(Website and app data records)
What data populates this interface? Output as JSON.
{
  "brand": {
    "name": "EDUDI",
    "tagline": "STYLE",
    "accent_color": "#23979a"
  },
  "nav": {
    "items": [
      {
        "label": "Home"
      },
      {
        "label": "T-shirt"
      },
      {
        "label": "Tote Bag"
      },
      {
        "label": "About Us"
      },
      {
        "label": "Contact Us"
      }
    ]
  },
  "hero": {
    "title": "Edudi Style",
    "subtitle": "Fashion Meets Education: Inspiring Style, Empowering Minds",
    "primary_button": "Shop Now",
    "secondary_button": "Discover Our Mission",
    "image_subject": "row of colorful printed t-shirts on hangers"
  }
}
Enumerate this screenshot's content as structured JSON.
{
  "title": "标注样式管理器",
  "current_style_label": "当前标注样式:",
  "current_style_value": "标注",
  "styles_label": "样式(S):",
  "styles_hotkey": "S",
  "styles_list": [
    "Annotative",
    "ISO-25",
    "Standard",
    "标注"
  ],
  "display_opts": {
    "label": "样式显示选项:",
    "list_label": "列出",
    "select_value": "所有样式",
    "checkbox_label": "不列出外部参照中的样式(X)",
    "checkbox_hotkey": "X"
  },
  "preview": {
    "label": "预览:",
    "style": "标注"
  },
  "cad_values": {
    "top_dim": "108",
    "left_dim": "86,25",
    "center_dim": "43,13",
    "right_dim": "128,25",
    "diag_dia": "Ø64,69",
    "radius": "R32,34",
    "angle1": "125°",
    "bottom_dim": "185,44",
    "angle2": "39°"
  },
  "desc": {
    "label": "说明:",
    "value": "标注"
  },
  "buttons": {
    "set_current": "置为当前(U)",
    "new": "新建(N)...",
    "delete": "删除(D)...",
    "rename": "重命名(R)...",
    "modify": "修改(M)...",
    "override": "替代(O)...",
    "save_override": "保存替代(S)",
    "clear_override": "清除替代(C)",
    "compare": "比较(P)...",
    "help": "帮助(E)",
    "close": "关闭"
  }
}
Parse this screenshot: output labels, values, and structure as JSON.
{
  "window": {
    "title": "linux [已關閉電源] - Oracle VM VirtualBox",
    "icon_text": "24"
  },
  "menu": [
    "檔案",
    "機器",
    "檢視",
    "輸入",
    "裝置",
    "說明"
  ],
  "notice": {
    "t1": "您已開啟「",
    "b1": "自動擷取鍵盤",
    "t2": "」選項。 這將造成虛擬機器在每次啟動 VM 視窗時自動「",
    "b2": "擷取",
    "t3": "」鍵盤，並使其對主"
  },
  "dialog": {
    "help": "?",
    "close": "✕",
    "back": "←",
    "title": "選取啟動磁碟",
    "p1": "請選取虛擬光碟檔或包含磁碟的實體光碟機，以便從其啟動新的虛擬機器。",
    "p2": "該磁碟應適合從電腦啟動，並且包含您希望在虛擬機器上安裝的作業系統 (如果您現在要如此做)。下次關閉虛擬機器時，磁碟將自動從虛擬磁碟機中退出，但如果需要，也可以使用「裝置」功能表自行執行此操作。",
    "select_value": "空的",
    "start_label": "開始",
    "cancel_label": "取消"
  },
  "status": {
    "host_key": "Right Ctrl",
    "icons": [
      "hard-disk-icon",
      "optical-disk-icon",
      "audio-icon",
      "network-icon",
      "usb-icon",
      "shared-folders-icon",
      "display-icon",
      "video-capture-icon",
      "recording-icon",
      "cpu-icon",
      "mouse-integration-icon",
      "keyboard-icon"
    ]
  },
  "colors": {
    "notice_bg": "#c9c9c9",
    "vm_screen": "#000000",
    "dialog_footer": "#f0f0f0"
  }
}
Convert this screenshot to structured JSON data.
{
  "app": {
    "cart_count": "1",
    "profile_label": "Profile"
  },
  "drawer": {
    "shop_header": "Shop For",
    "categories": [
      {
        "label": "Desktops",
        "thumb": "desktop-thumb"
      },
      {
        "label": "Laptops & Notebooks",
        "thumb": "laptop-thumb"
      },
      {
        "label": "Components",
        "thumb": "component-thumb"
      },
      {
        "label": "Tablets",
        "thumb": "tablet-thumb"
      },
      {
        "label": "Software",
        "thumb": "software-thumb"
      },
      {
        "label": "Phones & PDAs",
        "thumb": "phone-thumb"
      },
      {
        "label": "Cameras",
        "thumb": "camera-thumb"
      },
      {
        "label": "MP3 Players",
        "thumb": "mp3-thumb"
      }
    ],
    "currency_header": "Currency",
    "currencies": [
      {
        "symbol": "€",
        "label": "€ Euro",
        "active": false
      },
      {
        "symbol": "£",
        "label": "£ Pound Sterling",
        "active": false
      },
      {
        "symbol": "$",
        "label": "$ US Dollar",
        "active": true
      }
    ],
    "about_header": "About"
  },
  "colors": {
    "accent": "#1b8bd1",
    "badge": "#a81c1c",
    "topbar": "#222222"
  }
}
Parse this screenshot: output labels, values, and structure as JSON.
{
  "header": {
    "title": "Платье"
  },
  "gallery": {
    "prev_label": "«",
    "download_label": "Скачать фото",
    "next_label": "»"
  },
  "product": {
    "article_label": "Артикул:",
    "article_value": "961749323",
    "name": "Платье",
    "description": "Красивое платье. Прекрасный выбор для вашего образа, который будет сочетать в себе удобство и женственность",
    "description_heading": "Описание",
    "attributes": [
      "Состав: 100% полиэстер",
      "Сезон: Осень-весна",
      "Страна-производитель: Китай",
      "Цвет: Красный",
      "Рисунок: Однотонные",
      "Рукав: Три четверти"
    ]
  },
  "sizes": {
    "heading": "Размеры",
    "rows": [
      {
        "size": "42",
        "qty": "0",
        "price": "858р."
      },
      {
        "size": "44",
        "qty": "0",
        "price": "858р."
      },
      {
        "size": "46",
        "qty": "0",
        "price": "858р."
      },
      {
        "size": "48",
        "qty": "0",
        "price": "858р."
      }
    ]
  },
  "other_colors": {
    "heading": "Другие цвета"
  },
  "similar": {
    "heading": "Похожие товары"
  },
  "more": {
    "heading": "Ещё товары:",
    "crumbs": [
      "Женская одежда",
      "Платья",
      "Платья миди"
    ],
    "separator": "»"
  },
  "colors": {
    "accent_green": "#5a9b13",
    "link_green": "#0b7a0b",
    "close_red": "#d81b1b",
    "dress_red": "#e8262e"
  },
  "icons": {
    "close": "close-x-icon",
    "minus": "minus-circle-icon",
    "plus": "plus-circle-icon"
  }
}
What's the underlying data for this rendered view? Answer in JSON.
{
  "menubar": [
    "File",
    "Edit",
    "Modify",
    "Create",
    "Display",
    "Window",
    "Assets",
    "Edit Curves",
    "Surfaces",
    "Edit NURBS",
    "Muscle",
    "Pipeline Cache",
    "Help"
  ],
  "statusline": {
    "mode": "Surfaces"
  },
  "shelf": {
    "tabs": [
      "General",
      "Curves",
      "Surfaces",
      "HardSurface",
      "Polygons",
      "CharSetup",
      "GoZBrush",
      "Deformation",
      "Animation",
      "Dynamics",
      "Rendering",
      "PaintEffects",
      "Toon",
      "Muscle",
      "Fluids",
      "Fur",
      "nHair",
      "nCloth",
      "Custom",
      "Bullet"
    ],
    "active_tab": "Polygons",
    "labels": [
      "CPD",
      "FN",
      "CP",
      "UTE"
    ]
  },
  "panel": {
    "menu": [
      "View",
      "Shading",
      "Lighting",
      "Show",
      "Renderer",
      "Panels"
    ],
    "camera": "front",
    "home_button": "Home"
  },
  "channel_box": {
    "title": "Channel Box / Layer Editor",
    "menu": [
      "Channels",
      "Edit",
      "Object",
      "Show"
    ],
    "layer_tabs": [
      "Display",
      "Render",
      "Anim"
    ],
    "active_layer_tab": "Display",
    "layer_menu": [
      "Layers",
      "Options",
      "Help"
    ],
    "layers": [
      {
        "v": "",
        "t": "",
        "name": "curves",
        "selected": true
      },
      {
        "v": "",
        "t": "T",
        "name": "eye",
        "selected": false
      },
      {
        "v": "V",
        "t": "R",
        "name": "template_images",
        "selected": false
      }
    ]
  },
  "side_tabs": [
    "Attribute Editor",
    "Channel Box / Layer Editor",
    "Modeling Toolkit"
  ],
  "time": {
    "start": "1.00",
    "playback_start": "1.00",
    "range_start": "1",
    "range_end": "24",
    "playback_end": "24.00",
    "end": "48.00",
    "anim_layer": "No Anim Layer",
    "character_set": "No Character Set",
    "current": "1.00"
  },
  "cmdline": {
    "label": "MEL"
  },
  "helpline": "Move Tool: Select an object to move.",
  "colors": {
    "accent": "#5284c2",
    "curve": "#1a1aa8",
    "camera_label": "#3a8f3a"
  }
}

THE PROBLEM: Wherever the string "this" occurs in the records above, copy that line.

RESPONSE AREA:
What data populates this interface? Output as JSON.
Enumerate this screenshot's content as structured JSON.
Parse this screenshot: output labels, values, and structure as JSON.
Convert this screenshot to structured JSON data.
Parse this screenshot: output labels, values, and structure as JSON.
What's the underlying data for this rendered view? Answer in JSON.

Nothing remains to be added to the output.